There’s just one problem – Monsieur Perdu cannot heal himself. For over twenty years he has lived alone in his apartment trying to forget his lost love and by doing so, he has also forgotten how to live.

I see that I have grown old without noticing. How time has passed. All that damn lost time.

The writer’s descriptions of Jean’s neighbours conjure an immediate presence of them. All of the tenants are unique characters it seems, but none more-so than the new arrival, Catherine, who has nothing, not even a stick of furniture to her name. Even so, she appears to have piqued the bookseller’s interest.

The discovery of a lost letter that had been tucked away in an old drawer of a dusty table Monsieur Perdu loans to Catherine causes the bookseller to do something completely unthinkable – he cuts the ties of the book pharmacy to make personal pilgrimage and confront his past.

Along the way, he picks up a few waifs and strays and with only books to use as currency, their antics are challenging and bizarre, but are balanced with carefully placed wit.

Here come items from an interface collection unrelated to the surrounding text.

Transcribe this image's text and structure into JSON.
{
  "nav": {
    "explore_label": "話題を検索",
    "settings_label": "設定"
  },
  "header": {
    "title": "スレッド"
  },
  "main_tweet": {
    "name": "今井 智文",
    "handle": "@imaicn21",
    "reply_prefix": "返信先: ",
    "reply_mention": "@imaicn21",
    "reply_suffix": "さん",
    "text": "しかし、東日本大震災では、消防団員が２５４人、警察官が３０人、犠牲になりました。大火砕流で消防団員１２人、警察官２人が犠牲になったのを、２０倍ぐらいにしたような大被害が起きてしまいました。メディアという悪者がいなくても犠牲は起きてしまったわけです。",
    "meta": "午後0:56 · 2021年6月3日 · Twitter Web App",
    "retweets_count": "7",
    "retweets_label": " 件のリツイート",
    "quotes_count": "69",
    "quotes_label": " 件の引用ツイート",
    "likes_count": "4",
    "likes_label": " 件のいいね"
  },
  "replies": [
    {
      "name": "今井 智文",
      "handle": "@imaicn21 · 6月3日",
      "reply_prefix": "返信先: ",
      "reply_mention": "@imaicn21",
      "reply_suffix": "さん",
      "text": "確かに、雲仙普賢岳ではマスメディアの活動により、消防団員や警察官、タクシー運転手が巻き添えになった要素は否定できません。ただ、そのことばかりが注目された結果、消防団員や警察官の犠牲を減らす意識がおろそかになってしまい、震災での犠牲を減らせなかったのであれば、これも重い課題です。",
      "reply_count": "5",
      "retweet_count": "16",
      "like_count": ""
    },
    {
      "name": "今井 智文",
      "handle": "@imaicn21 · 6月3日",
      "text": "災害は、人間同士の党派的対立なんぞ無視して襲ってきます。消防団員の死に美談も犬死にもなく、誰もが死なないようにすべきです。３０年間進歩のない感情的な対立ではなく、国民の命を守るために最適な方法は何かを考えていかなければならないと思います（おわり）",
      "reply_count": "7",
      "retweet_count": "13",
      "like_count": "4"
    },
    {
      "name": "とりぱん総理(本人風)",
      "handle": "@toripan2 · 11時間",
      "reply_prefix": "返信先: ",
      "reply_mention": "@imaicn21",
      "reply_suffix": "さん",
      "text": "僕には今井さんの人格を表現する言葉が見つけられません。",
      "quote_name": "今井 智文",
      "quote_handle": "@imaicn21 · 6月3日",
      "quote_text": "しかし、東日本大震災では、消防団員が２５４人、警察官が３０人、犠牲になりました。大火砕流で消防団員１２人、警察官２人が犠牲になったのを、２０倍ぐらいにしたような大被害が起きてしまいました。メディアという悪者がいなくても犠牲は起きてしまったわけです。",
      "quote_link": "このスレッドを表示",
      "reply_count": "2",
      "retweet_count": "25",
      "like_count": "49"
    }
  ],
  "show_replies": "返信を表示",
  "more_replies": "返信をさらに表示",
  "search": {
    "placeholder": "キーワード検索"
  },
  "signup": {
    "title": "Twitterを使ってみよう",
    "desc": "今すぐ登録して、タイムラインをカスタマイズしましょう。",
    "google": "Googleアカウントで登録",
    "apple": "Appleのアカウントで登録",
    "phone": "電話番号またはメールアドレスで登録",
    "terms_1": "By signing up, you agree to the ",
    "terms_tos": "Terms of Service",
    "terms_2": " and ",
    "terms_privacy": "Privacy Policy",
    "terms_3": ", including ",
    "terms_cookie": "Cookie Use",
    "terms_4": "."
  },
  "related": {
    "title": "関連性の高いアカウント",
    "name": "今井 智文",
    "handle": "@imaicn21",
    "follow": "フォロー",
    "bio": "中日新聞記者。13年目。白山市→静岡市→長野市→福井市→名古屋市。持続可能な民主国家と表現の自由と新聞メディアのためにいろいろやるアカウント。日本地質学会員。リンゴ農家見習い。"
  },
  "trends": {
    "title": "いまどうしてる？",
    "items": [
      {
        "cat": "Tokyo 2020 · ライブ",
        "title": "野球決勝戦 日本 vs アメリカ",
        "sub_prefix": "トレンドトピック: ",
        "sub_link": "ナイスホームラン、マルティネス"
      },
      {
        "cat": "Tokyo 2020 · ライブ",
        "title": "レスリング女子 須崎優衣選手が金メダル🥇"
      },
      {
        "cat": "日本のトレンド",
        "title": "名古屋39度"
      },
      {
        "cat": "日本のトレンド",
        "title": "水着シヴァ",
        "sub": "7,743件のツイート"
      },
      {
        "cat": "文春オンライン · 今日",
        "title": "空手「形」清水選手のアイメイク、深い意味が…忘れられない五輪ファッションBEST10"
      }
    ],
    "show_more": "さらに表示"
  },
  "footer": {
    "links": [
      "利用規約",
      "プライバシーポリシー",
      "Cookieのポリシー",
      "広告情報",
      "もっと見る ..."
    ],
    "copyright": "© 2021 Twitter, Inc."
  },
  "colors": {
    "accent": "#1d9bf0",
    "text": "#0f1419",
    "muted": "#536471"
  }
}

During the journey the odd crew has time for a lot of soul searching. But what will Jean Perdu find when he reaches his destination, and will it be the medicine he so badly needs for to help him to heal?

For all his quirks and failings, it would be hard not to warm to the lonely bookseller. He and his neighbour (and uninvited crewmate), Max, a panicking debut author who is suffering from ‘second-book’ syndrome, had a great rapport – some of the exchanges between them were priceless.

My diagnosis:

‘The Little Paris Bookshop’ is such a wonderful tale of love, life and loss, with plenty of literary references for every possible ailment. Perhaps I will find myself recommending Monsieur Perdu’s story to others, as it is also heart-warming and thoughtful:

…a book is both medic and medicine at once. It makes a diagnosis as well as offering therapy. Putting the right novels to the appropriate ailments: that’s how I sell books – Monsieur Jean Perdu

Rating: 4/5

(My sincere thanks to the publisher for providing a copy of this GORGEOUS book for review. It really is a marvel – and one of the prettiest covers I’ve seen in a while!)


You can follow the author on Twitter: @nina_george | Publisher: AbacusBooks